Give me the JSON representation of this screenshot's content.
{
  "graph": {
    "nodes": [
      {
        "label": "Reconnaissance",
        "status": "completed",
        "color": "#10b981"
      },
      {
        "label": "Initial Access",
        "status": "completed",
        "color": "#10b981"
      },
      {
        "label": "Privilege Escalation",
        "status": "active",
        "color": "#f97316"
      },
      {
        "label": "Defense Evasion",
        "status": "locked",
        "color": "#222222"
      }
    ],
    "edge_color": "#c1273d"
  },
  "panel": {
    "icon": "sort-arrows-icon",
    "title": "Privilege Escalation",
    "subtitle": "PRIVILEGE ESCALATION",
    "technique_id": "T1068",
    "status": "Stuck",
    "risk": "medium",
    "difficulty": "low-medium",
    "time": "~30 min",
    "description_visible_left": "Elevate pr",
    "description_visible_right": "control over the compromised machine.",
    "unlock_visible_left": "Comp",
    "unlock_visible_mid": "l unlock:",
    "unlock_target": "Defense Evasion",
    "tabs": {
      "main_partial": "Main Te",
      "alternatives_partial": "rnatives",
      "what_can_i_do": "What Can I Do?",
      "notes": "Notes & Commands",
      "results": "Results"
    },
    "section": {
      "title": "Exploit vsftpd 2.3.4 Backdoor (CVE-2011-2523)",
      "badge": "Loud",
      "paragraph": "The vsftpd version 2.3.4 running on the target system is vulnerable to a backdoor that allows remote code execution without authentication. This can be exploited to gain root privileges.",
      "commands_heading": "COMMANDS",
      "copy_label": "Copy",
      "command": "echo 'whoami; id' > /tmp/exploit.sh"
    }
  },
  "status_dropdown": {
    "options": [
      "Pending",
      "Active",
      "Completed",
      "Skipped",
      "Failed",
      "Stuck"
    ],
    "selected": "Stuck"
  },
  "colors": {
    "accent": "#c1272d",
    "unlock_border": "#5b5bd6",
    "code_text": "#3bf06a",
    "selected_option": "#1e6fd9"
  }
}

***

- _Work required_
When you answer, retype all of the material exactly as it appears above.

- _Response to this task_
Give me the JSON representation of this screenshot's content.
{
  "graph": {
    "nodes": [
      {
        "label": "Reconnaissance",
        "status": "completed",
        "color": "#10b981"
      },
      {
        "label": "Initial Access",
        "status": "completed",
        "color": "#10b981"
      },
      {
        "label": "Privilege Escalation",
        "status": "active",
        "color": "#f97316"
      },
      {
        "label": "Defense Evasion",
        "status": "locked",
        "color": "#222222"
      }
    ],
    "edge_color": "#c1273d"
  },
  "panel": {
    "icon": "sort-arrows-icon",
    "title": "Privilege Escalation",
    "subtitle": "PRIVILEGE ESCALATION",
    "technique_id": "T1068",
    "status": "Stuck",
    "risk": "medium",
    "difficulty": "low-medium",
    "time": "~30 min",
    "description_visible_left": "Elevate pr",
    "description_visible_right": "control over the compromised machine.",
    "unlock_visible_left": "Comp",
    "unlock_visible_mid": "l unlock:",
    "unlock_target": "Defense Evasion",
    "tabs": {
      "main_partial": "Main Te",
      "alternatives_partial": "rnatives",
      "what_can_i_do": "What Can I Do?",
      "notes": "Notes & Commands",
      "results": "Results"
    },
    "section": {
      "title": "Exploit vsftpd 2.3.4 Backdoor (CVE-2011-2523)",
      "badge": "Loud",
      "paragraph": "The vsftpd version 2.3.4 running on the target system is vulnerable to a backdoor that allows remote code execution without authentication. This can be exploited to gain root privileges.",
      "commands_heading": "COMMANDS",
      "copy_label": "Copy",
      "command": "echo 'whoami; id' > /tmp/exploit.sh"
    }
  },
  "status_dropdown": {
    "options": [
      "Pending",
      "Active",
      "Completed",
      "Skipped",
      "Failed",
      "Stuck"
    ],
    "selected": "Stuck"
  },
  "colors": {
    "accent": "#c1272d",
    "unlock_border": "#5b5bd6",
    "code_text": "#3bf06a",
    "selected_option": "#1e6fd9"
  }
}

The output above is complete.